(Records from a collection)
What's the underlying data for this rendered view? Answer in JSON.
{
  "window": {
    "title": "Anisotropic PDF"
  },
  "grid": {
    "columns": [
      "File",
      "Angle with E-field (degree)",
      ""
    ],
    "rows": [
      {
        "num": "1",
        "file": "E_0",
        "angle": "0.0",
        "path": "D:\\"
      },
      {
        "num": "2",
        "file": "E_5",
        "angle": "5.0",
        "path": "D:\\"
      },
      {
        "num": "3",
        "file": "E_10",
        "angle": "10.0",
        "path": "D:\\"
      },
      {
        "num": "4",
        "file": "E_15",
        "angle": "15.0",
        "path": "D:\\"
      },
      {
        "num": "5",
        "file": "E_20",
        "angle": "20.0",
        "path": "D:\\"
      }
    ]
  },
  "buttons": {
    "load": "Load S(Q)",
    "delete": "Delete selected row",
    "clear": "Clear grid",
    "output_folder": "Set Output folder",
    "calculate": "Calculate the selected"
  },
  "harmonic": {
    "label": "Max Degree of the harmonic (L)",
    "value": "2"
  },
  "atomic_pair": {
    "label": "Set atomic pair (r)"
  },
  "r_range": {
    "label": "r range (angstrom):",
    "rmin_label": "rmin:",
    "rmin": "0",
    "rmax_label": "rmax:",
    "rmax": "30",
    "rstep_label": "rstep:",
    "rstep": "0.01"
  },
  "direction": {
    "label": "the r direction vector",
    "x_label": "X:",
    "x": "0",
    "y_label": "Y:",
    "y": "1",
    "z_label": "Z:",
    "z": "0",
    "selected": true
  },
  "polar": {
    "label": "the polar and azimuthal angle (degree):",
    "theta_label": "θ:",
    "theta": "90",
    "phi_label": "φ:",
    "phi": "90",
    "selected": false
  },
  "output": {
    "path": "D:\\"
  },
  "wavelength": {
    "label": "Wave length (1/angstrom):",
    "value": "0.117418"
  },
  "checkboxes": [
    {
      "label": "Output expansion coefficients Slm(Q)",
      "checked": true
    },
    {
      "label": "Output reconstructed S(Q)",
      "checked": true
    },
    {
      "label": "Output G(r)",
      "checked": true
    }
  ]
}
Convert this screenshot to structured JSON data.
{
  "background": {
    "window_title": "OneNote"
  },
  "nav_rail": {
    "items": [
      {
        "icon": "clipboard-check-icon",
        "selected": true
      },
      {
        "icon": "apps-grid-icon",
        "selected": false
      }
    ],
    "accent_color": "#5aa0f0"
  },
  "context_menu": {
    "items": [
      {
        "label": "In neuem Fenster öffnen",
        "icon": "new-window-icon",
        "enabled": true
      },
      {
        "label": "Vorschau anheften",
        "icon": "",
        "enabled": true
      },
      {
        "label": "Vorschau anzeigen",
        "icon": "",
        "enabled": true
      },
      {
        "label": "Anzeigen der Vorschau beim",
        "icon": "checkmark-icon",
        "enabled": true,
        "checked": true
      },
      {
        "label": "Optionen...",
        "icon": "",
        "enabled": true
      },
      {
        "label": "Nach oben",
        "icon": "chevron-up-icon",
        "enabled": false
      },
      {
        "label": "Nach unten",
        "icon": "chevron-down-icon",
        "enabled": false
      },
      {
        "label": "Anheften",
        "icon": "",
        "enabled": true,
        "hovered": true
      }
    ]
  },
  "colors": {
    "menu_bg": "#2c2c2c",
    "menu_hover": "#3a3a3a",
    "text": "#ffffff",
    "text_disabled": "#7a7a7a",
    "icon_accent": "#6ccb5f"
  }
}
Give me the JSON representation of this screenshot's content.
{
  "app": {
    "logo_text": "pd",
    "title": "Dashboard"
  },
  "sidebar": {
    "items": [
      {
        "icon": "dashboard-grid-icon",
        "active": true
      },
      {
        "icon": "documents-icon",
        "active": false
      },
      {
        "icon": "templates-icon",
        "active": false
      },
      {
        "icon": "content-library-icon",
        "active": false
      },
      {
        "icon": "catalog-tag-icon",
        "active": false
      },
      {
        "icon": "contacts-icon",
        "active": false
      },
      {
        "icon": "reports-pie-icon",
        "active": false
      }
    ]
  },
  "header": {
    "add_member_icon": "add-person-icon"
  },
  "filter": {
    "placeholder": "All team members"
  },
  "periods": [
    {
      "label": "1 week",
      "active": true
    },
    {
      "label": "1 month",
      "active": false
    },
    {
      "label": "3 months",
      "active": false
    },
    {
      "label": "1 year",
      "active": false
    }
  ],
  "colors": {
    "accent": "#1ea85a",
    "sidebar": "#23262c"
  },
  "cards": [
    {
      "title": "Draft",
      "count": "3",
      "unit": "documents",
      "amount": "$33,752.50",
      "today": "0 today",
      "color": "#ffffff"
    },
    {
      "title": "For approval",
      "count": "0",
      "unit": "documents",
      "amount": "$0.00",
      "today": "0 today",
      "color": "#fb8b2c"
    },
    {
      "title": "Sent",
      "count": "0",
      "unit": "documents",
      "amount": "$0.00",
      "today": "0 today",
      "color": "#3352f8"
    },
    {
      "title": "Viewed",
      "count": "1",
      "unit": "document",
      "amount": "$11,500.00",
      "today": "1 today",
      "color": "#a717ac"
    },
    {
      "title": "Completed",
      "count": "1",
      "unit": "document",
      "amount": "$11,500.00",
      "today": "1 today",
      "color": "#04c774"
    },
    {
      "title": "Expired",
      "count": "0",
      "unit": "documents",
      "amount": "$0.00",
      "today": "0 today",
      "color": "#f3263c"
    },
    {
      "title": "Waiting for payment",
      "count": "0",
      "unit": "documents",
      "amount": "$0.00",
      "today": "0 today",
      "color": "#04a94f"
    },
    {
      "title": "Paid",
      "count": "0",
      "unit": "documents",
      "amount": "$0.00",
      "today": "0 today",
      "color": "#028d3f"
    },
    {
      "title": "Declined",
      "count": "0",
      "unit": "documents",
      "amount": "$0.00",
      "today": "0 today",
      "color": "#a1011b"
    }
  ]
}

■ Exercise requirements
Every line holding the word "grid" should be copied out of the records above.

■ Answer to the exercise
  "grid": {
    "clear": "Clear grid",
        "icon": "apps-grid-icon",
        "icon": "dashboard-grid-icon",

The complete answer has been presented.